    Rabinovich, B.A. et al. Activated, but not resting, T cells can be recognized and killed by syngeneic NK cells. J. Immunol. 170, 3572–3576 (2003).

  35. 35

    Trambley, J. et al. Asialo GM1(+) CD8(+) T cells play a critical role in costimulation blockade-resistant allograft rejection. J. Clin. Invest. 104, 1715–1722 (1999).

  36. 36

    Fort, M.M., Leach, M.W. & Rennick, D.M. A role for NK cells as regulators of CD4+ T cells in a transfer model of colitis. J. Immunol. 161, 3256–3261 (1998).

  37. 37

    Maier, S. et al. Inhibition of natural killer cells results in acceptance of cardiac allografts in CD28−/− mice. Nat. Med. 7, 557–562 (2001).

  38. 38

    Degli-Esposti, M.A. & Smyth, M.J. Close encounters of different kinds: dendritic cells and NK cells take centre stage. Nat. Rev. Immunol. 5, 112–124 (2005).

  39. 39

    Mendiratta, S.K. et al. CD1d1 mutant mice are deficient in natural T cells that promptly produce IL-4. Immunity 6, 469–477 (1997).

  40. 40

    Matsuda, J.L. et al. Mouse Vα14i natural killer T cells are resistant to cytokine polarization in vivo. Proc. Natl. Acad. Sci. USA 100, 8395–8400 (2003).

Download references


We would like to thank L. Gapin for experimental advice, T. Rubtsov for technical support and M. Sleater for critical review of the manuscript.

Author information

Correspondence to Ronald G Gill.

Ethics declarations

Competing interests

The authors declare no competing financial interests.

Supplementary information

Supplementary Fig. 1

NK and NKT cell activity increase in animals deficient in other class I pathways. (PDF 97 kb)

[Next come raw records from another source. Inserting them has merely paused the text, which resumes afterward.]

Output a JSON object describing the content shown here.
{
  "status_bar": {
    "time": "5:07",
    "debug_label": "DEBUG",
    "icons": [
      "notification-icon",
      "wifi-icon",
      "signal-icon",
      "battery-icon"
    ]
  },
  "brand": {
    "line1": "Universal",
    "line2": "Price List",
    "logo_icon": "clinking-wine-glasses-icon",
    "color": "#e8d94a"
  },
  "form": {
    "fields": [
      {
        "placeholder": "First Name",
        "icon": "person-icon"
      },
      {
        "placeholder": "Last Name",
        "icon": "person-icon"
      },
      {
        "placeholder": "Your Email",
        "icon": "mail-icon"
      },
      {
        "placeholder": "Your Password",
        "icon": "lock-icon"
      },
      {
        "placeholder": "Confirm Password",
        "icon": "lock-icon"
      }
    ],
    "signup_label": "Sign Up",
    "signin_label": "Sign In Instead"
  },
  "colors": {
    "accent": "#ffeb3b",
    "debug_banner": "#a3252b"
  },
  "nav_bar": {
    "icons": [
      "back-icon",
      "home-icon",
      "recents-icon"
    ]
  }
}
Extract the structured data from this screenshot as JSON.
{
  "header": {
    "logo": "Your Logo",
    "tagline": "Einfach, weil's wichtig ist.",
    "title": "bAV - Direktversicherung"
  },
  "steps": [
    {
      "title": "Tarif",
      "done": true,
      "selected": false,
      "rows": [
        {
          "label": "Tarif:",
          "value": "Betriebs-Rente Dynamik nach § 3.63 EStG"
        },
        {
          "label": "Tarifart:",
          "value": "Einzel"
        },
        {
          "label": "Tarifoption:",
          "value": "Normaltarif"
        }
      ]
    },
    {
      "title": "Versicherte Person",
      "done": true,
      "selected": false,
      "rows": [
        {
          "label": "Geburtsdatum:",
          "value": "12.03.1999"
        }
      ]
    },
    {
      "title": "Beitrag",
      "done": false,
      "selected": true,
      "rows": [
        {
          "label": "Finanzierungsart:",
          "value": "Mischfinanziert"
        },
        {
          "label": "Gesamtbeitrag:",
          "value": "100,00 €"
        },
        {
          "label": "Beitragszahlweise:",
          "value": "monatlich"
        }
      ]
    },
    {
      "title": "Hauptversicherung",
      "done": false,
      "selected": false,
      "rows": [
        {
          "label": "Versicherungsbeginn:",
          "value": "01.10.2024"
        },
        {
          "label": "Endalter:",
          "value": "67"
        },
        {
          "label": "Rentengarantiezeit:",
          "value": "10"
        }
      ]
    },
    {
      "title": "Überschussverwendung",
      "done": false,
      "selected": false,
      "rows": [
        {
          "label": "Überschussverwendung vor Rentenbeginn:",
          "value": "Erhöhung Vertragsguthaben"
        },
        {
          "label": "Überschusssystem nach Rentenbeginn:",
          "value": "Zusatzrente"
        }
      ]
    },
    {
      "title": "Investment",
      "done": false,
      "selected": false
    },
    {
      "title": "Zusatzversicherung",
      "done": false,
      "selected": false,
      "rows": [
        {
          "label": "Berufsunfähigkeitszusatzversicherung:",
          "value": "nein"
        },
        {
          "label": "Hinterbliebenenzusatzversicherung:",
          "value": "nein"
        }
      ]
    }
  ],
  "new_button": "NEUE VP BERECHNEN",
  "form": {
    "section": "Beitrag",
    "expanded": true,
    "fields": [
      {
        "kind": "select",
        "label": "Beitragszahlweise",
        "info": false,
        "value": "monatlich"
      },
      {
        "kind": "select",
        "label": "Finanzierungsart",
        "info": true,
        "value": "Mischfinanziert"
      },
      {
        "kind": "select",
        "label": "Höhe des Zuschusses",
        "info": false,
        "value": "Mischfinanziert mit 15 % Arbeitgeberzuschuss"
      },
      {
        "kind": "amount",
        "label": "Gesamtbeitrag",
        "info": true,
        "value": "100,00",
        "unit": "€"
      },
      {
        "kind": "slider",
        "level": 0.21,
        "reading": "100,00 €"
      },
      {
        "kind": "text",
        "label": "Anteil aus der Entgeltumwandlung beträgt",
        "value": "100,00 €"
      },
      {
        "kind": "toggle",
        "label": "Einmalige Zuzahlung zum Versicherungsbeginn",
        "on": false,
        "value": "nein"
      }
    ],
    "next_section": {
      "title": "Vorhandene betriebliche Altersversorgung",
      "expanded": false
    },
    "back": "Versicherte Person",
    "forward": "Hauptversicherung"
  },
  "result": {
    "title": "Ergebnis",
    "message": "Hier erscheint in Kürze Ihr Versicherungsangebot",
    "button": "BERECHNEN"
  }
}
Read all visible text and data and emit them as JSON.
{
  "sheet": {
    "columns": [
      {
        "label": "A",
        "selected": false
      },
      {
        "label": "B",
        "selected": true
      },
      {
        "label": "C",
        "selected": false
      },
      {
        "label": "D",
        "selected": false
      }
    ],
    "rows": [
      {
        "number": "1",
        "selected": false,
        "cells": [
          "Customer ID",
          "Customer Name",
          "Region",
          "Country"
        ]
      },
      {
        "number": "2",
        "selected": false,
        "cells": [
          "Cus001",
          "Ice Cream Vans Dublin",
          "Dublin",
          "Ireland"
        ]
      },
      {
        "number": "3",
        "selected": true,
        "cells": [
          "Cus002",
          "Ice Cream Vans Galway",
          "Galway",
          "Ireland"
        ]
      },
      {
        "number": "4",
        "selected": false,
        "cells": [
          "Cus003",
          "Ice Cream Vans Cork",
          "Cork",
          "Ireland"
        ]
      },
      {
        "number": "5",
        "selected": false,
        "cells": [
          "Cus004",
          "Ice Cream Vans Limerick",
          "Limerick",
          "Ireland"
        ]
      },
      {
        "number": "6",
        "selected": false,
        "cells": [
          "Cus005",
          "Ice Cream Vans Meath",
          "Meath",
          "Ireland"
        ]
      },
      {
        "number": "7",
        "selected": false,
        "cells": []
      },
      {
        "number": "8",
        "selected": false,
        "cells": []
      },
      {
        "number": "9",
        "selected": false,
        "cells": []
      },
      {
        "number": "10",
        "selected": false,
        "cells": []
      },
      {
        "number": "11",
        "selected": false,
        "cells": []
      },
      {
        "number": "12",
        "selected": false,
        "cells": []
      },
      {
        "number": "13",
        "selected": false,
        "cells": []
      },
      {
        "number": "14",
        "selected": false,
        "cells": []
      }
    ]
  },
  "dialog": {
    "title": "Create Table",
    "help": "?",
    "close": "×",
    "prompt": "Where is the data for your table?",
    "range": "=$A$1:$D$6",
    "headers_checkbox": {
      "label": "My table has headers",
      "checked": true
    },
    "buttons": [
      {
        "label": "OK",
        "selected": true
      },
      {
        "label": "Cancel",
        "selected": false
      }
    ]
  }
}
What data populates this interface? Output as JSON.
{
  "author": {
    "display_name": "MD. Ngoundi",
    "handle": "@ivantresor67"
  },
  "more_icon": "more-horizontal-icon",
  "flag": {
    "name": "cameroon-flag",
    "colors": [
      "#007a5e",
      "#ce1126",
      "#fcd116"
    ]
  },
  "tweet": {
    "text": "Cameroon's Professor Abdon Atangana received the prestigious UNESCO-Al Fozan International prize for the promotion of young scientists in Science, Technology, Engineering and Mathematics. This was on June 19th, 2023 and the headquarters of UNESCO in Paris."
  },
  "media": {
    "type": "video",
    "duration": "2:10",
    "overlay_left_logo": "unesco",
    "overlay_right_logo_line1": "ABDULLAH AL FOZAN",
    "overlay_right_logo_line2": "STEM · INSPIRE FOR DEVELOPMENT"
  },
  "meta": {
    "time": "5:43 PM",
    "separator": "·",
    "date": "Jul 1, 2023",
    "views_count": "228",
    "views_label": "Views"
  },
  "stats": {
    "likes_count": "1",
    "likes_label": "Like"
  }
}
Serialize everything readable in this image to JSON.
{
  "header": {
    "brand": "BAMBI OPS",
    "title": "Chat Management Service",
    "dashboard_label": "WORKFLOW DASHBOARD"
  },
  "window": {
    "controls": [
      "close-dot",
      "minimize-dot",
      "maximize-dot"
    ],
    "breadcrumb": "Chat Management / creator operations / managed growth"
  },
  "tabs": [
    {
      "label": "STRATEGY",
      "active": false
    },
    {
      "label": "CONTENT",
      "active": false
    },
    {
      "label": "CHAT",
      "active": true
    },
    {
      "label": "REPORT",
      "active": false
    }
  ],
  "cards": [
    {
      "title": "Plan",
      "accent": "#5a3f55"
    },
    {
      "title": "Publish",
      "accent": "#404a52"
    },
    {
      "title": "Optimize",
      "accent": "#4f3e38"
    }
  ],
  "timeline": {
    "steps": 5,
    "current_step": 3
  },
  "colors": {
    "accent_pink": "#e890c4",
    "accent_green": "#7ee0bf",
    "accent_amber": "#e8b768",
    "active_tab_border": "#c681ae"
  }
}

Supplementary Fig. 2

Anti-CD154 treatment permits NK cell killing and NKT cell IL-4 production. (PDF 83 kb)

Supplementary Table 1

CD8 T cells are not required for anti-CD154 induced allograft tolerance. (PDF 33 kb)

Rights and permissions

Reprints and Permissions

About this article

Further reading